TASK INSTRUCTIONS: Print the line containing "Parse this screenshot: output" and every line after it exactly as written, through the end of the records.

[Items from an interface collection]
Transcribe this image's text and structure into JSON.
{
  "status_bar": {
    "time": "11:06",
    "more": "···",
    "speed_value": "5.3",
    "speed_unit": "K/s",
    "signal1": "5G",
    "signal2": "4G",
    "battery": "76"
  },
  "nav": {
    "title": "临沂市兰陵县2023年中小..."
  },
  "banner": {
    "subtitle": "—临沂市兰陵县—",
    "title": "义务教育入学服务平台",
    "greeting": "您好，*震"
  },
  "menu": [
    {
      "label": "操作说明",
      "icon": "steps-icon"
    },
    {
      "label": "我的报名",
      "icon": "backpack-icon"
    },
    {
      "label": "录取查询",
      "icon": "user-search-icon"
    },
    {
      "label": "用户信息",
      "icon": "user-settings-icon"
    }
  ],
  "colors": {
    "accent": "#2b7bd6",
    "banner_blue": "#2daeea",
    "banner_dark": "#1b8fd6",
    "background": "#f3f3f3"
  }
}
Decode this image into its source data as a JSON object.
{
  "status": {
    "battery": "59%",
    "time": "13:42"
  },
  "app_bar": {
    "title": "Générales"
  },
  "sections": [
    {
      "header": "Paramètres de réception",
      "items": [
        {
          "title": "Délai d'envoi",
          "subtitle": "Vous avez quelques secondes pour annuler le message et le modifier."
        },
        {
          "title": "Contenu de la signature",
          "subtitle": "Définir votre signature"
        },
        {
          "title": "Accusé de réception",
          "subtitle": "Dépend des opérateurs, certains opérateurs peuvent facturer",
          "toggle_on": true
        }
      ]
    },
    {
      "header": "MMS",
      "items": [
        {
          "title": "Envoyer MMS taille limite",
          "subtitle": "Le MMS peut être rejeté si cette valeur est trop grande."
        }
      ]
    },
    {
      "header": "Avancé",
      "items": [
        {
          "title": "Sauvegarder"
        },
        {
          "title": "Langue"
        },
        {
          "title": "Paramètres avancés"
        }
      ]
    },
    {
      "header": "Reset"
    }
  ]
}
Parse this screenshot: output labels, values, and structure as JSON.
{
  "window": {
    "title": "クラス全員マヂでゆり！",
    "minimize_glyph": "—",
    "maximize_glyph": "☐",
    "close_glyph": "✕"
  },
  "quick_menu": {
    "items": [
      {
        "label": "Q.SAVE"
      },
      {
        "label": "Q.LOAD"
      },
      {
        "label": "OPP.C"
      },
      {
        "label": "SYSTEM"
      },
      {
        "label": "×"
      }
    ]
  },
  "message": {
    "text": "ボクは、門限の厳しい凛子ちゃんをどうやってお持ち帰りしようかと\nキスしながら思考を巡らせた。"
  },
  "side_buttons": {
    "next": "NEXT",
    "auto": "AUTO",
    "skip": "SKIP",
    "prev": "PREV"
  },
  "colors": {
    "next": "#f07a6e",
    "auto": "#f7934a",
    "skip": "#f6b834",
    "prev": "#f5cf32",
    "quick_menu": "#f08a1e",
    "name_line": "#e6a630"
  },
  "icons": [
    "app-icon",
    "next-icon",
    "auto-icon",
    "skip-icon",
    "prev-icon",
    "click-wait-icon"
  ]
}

EXPECTED ANSWER:
Parse this screenshot: output labels, values, and structure as JSON.
{
  "window": {
    "title": "クラス全員マヂでゆり！",
    "minimize_glyph": "—",
    "maximize_glyph": "☐",
    "close_glyph": "✕"
  },
  "quick_menu": {
    "items": [
      {
        "label": "Q.SAVE"
      },
      {
        "label": "Q.LOAD"
      },
      {
        "label": "OPP.C"
      },
      {
        "label": "SYSTEM"
      },
      {
        "label": "×"
      }
    ]
  },
  "message": {
    "text": "ボクは、門限の厳しい凛子ちゃんをどうやってお持ち帰りしようかと\nキスしながら思考を巡らせた。"
  },
  "side_buttons": {
    "next": "NEXT",
    "auto": "AUTO",
    "skip": "SKIP",
    "prev": "PREV"
  },
  "colors": {
    "next": "#f07a6e",
    "auto": "#f7934a",
    "skip": "#f6b834",
    "prev": "#f5cf32",
    "quick_menu": "#f08a1e",
    "name_line": "#e6a630"
  },
  "icons": [
    "app-icon",
    "next-icon",
    "auto-icon",
    "skip-icon",
    "prev-icon",
    "click-wait-icon"
  ]
}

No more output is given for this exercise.